● **Extracted information**
+ + + + +
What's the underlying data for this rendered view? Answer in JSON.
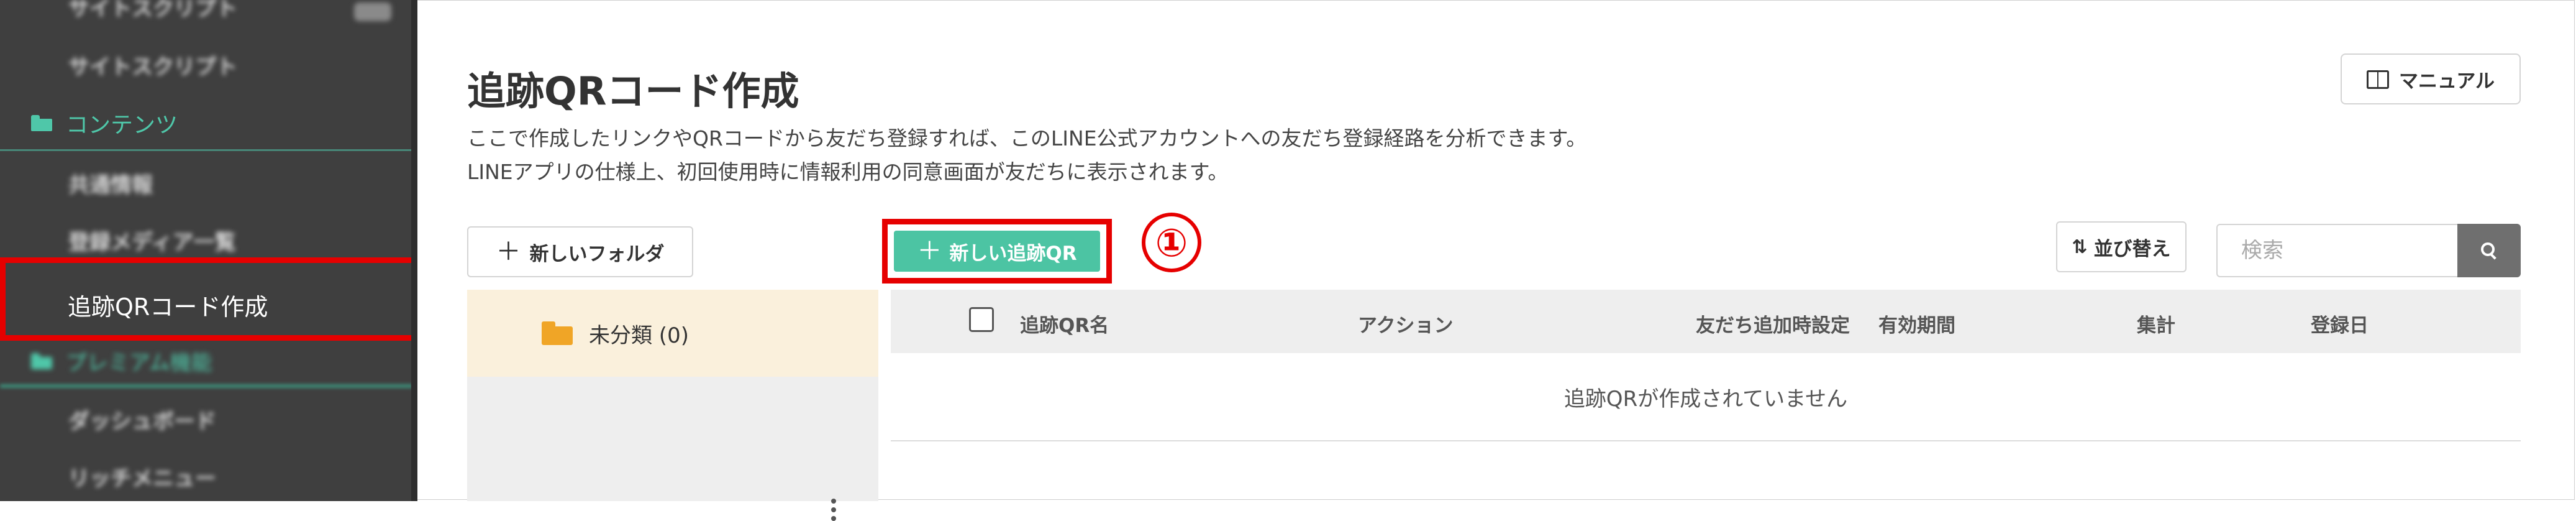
{
  "sidebar": {
    "blurred_top": [
      "サイトスクリプト"
    ],
    "section_header": "コンテンツ",
    "blurred_items": [
      "共通情報",
      "登録メディア一覧"
    ],
    "active_item": "追跡QRコード作成",
    "blurred_section": "プレミアム機能",
    "blurred_bottom": [
      "ダッシュボード",
      "リッチメニュー"
    ]
  },
  "header": {
    "title": "追跡QRコード作成",
    "description_line1": "ここで作成したリンクやQRコードから友だち登録すれば、このLINE公式アカウントへの友だち登録経路を分析できます。",
    "description_line2": "LINEアプリの仕様上、初回使用時に情報利用の同意画面が友だちに表示されます。",
    "manual_label": "マニュアル"
  },
  "toolbar": {
    "new_folder_label": "新しいフォルダ",
    "new_qr_label": "新しい追跡QR",
    "step_marker": "①",
    "sort_label": "並び替え",
    "search_placeholder": "検索"
  },
  "folders": [
    {
      "label": "未分類 (0)"
    }
  ],
  "table": {
    "columns": [
      "追跡QR名",
      "アクション",
      "友だち追加時設定",
      "有効期間",
      "集計",
      "登録日"
    ],
    "empty_message": "追跡QRが作成されていません"
  },
  "colors": {
    "sidebar_bg": "#3f3f3f",
    "accent_green": "#4cc4a3",
    "highlight_red": "#e60000",
    "folder_orange": "#f0a526"
  }
}
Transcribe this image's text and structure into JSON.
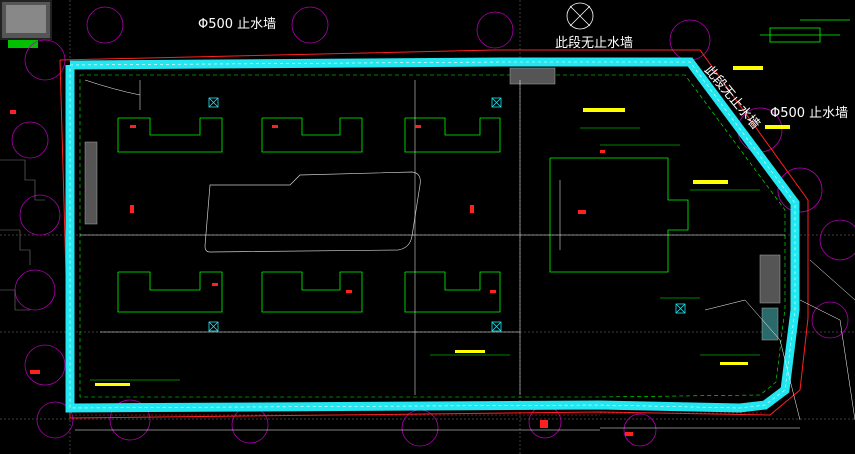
{
  "drawing": {
    "background": "#000000",
    "labels": {
      "cutoff_wall_left": "Φ500 止水墙",
      "cutoff_wall_right": "Φ500 止水墙",
      "no_cutoff_section_1": "此段无止水墙",
      "no_cutoff_section_2": "此段无止水墙"
    },
    "colors": {
      "cutoff_wall": "#22e6f0",
      "structure_lines": "#00ff00",
      "annotation": "#ffff00",
      "markers": "#ff2020",
      "circles": "#b000b0",
      "grid": "#ffffff"
    }
  }
}
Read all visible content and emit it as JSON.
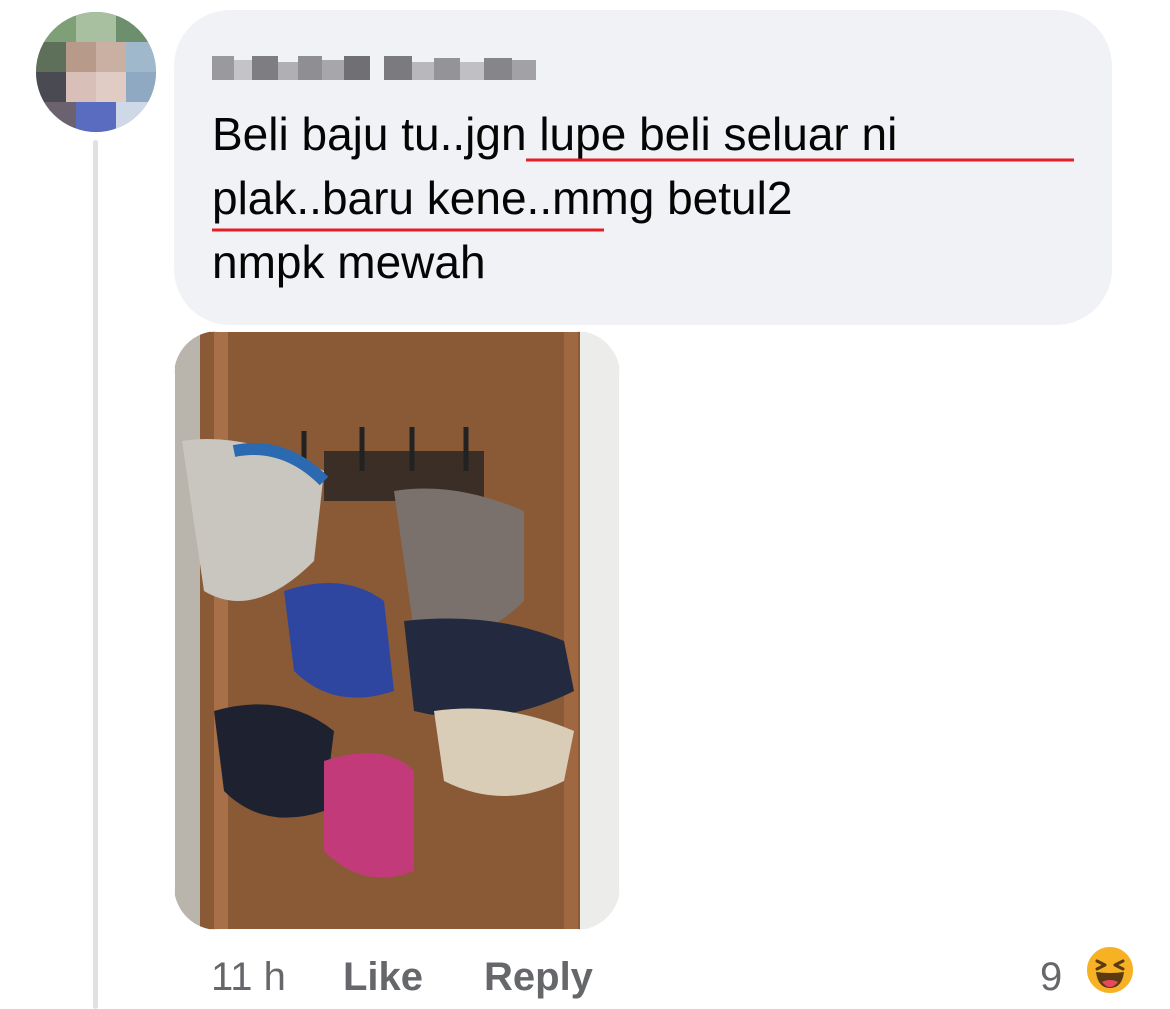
{
  "comment": {
    "author": "",
    "text_lines": [
      "Beli baju tu..jgn lupe beli seluar ni",
      "plak..baru kene..mmg betul2",
      "nmpk mewah"
    ],
    "time": "11 h",
    "like_label": "Like",
    "reply_label": "Reply",
    "reaction_count": "9",
    "reaction_type": "haha-emoji-icon"
  },
  "colors": {
    "bubble": "#f0f2f5",
    "text": "#050505",
    "meta": "#65676b",
    "spellcheck_underline": "#e41e26"
  }
}
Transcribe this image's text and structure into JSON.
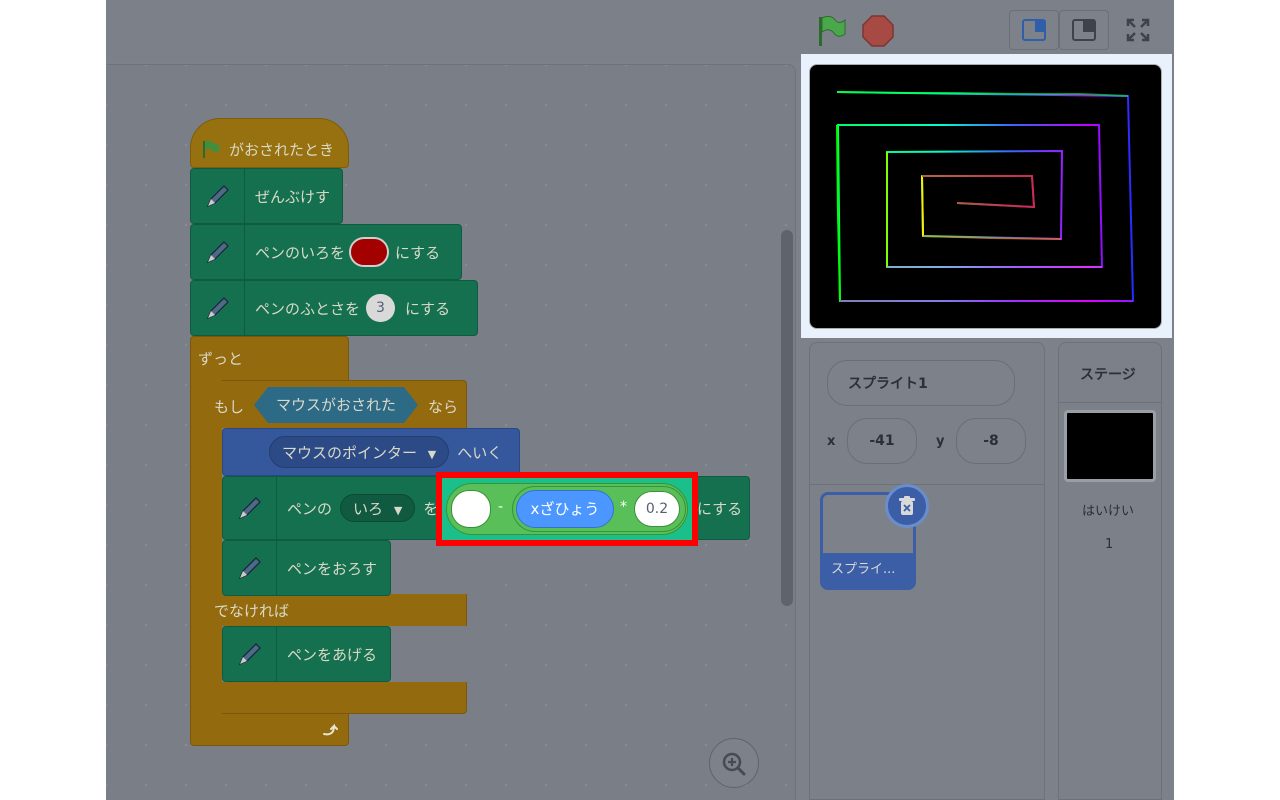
{
  "script": {
    "hat_label": "がおされたとき",
    "clear_label": "ぜんぶけす",
    "set_color_label_a": "ペンのいろを",
    "set_color_label_b": "にする",
    "set_size_label_a": "ペンのふとさを",
    "set_size_value": "3",
    "set_size_label_b": "にする",
    "forever_label": "ずっと",
    "if_label": "もし",
    "condition_label": "マウスがおされた",
    "then_label": "なら",
    "goto_target": "マウスのポインター",
    "goto_label": "へいく",
    "set_param_label_a": "ペンの",
    "set_param_option": "いろ",
    "set_param_label_b": "を",
    "set_param_label_c": "にする",
    "pen_down_label": "ペンをおろす",
    "else_label": "でなければ",
    "pen_up_label": "ペンをあげる",
    "pen_color": "#a30000"
  },
  "operator": {
    "minus": "-",
    "times": "*",
    "reporter_label": "xざひょう",
    "multiplier": "0.2",
    "left_value": ""
  },
  "sprite_pane": {
    "sprite_name": "スプライト1",
    "x_label": "x",
    "x_value": "-41",
    "y_label": "y",
    "y_value": "-8",
    "tile_label": "スプライ..."
  },
  "stage_pane": {
    "title": "ステージ",
    "backdrops_label": "はいけい",
    "backdrops_count": "1"
  },
  "icons": {
    "green_flag": "green-flag-icon",
    "stop": "stop-icon",
    "zoom_in": "zoom-in-icon",
    "trash": "trash-icon"
  }
}
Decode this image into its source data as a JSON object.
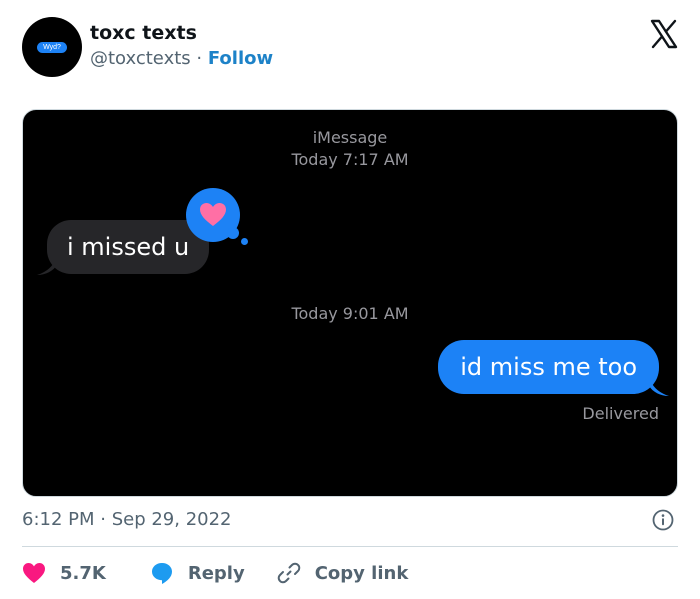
{
  "author": {
    "name": "toxc texts",
    "handle": "@toxctexts",
    "separator": "·",
    "follow_label": "Follow",
    "avatar_text": "Wyd?"
  },
  "screenshot": {
    "service": "iMessage",
    "first_time": "Today 7:17 AM",
    "incoming_message": "i missed u",
    "second_time": "Today 9:01 AM",
    "outgoing_message": "id miss me too",
    "status": "Delivered",
    "tapback": "heart-icon"
  },
  "meta": {
    "timestamp": "6:12 PM · Sep 29, 2022"
  },
  "actions": {
    "likes": "5.7K",
    "reply_label": "Reply",
    "copy_link_label": "Copy link"
  },
  "colors": {
    "like": "#f91880",
    "reply": "#1d9bf0",
    "follow": "#1d82c8",
    "imessage_blue": "#1c82f6",
    "tapback_heart": "#ff6fa5"
  }
}
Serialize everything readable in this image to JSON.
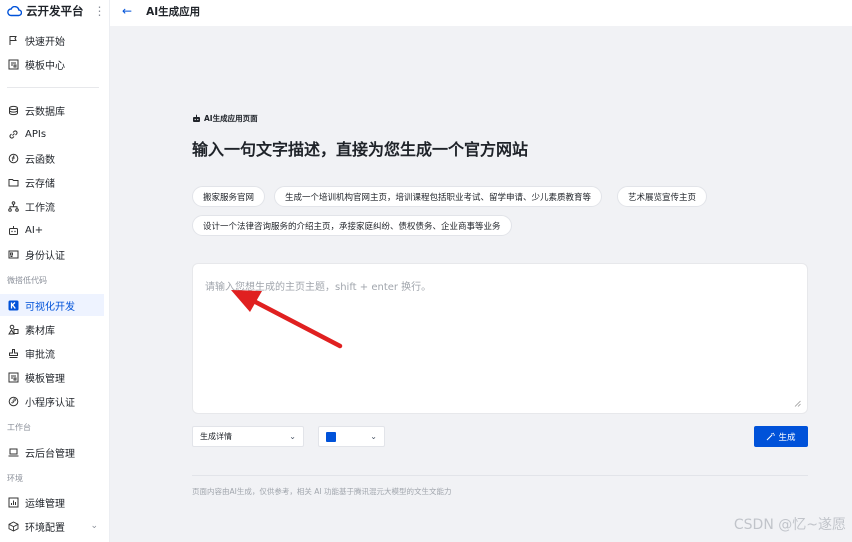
{
  "app": {
    "name": "云开发平台",
    "more_icon": "more-vertical-icon"
  },
  "topbar": {
    "back_icon": "arrow-left-icon",
    "title": "AI生成应用"
  },
  "sidebar": {
    "group1": [
      {
        "label": "快速开始",
        "icon": "flag-icon"
      },
      {
        "label": "模板中心",
        "icon": "template-icon"
      }
    ],
    "group2": [
      {
        "label": "云数据库",
        "icon": "database-icon"
      },
      {
        "label": "APIs",
        "icon": "link-icon"
      },
      {
        "label": "云函数",
        "icon": "function-icon"
      },
      {
        "label": "云存储",
        "icon": "folder-icon"
      },
      {
        "label": "工作流",
        "icon": "workflow-icon"
      },
      {
        "label": "AI+",
        "icon": "robot-icon"
      },
      {
        "label": "身份认证",
        "icon": "id-card-icon"
      }
    ],
    "section_lowcode": "微搭低代码",
    "group3": [
      {
        "label": "可视化开发",
        "icon": "k-logo-icon",
        "active": true
      },
      {
        "label": "素材库",
        "icon": "assets-icon"
      },
      {
        "label": "审批流",
        "icon": "stamp-icon"
      },
      {
        "label": "模板管理",
        "icon": "template-icon"
      },
      {
        "label": "小程序认证",
        "icon": "miniprogram-icon"
      }
    ],
    "section_workbench": "工作台",
    "group4": [
      {
        "label": "云后台管理",
        "icon": "laptop-icon"
      }
    ],
    "section_env": "环境",
    "group5": [
      {
        "label": "运维管理",
        "icon": "chart-icon"
      },
      {
        "label": "环境配置",
        "icon": "cube-icon"
      }
    ]
  },
  "main": {
    "eyebrow": "AI生成应用页面",
    "headline": "输入一句文字描述，直接为您生成一个官方网站",
    "chips": [
      "搬家服务官网",
      "生成一个培训机构官网主页，培训课程包括职业考试、留学申请、少儿素质教育等",
      "艺术展览宣传主页",
      "设计一个法律咨询服务的介绍主页，承接家庭纠纷、债权债务、企业商事等业务"
    ],
    "prompt": {
      "value": "",
      "placeholder": "请输入您想生成的主页主题，shift + enter 换行。"
    },
    "detail_select": "生成详情",
    "color_select": {
      "value": "#0052d9"
    },
    "generate_button": "生成",
    "disclaimer": "页面内容由AI生成，仅供参考，相关 AI 功能基于腾讯混元大模型的文生文能力"
  },
  "watermark": "CSDN @忆~遂愿",
  "colors": {
    "accent": "#0052d9",
    "annotation_arrow": "#e02020",
    "background": "#f1f2f5"
  }
}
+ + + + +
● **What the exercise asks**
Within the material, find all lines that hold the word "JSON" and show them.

● **Response area**
What's the underlying data for this rendered view? Answer in JSON.
Transcribe this image's text and structure into JSON.
Read all visible content and emit it as JSON.
Transcribe this image's text and structure into JSON.
Decode this image into its source data as a JSON object.
Serialize everything readable in this image to JSON.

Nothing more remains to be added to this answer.